The media, whether mainstream or social, can quickly promote or spread emotions, positive or negative, but usually prefers the negative, which is more dramatic. We can see this in the fear and anger in our news and in our entertainment. We often enjoy watching other people in states of duress, even life-threatening danger. The pandemic has made fear, anger, despair and desperation in distance parts of the world part of our daily emotional involvements.


Some may ask whether there are positive emotions and if we can use them to counter negative emotions. This is another option common in yogic circles, but it is better to call positive emotions as positive feelings. Negative emotions arise from the ego and self-protective mechanisms. Positive feelings come from the non-ego as love, devotion, compassion and fearlessness. They are not compulsive reactions but the expressions of a deeper awareness that is independent of external influences and universal in its orientation. We must move from divisive emotions to unitary feelings, oneness in manifestation.

To counter emotional negativity, we must learn the art of wishing the best for everyone, affirming happiness and freedom of suffering for all, even those whom we disagree with and we may be opposed to. We this in Vedic chants for peace and happiness for all beings and for the entire universe. We must affirm the universality of the feeling of interconnectedness to counter emotional compulsions and addictions.

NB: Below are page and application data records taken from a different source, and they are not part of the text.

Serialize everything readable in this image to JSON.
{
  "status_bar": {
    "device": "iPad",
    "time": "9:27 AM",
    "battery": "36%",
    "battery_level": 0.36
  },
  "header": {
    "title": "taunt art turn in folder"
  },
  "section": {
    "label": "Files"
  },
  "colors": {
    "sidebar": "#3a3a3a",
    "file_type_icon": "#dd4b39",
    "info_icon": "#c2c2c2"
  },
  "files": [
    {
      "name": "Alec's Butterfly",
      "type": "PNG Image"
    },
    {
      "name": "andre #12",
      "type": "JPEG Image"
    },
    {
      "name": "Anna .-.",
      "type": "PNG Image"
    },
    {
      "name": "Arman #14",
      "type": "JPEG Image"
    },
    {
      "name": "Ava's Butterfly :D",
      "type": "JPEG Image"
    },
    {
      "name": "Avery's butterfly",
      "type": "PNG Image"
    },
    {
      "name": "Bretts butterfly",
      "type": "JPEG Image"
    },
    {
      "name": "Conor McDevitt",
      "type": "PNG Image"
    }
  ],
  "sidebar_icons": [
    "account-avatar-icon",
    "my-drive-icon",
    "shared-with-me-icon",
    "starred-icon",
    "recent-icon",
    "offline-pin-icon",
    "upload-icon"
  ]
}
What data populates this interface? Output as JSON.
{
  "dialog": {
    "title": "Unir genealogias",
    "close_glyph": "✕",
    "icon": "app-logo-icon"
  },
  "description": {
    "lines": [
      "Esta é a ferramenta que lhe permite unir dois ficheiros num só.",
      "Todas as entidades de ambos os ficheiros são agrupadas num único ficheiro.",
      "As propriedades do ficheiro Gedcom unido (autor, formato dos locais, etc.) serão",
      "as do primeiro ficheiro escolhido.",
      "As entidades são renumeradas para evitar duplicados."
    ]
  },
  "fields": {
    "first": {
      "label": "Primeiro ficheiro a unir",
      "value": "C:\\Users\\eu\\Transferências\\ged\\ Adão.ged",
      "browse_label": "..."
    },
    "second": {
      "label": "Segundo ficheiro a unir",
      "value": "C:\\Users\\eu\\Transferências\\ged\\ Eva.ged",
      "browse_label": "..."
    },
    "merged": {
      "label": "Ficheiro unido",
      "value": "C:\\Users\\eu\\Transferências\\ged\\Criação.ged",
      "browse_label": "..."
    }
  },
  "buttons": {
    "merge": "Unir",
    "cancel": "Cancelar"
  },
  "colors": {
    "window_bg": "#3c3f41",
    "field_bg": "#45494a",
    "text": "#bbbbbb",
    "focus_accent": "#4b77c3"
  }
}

Yet we must also be willing to let our negative emotions go, however justified we may think they are. We should not let an emotional residue cloud our minds. We must discern what is right or wrong, dharmic or adharmic, but maintain the clarity of mind and the compassion necessary to act with wisdom.

We need to purify our minds of negative emotions in order to deeply meditate. This occurs when we recognize our disturbed emotions as powers of ignorance that we fall into from lack of self-discipline and self-awareness, and cultivate the inner light to naturally disperse them. This process is called purification of the mind (Chitta Shuddhi or Chitta Prasadhana) in Sanskrit), an important topic of Yoga and Vedanta, most known in the Yamas and Niyamas of the Yoga Sutras. Cultivating peace, contentment, clarity, respect , compassion and devotion, and honoring the sacred in all being helps us move beyond all mental darkness. Mantra and Pranayama are also very helpful.

Your own inmost consciousness is pure, happy, compassionate and kind by nature, but to find and abide in it, we must learn to let go of the unconscious turbulence that we fall into when our awareness is so externalized we lose connection with our inner peace. Affirm your true Self as Being-Consciousness-Bliss. Awaken and share your inner Ananda. Do not make yourself into a victim of the emotional turbulence of the outer world world.

Om Shanti! Shanti! Shanti!

Article Courtesy : www.vedanet.com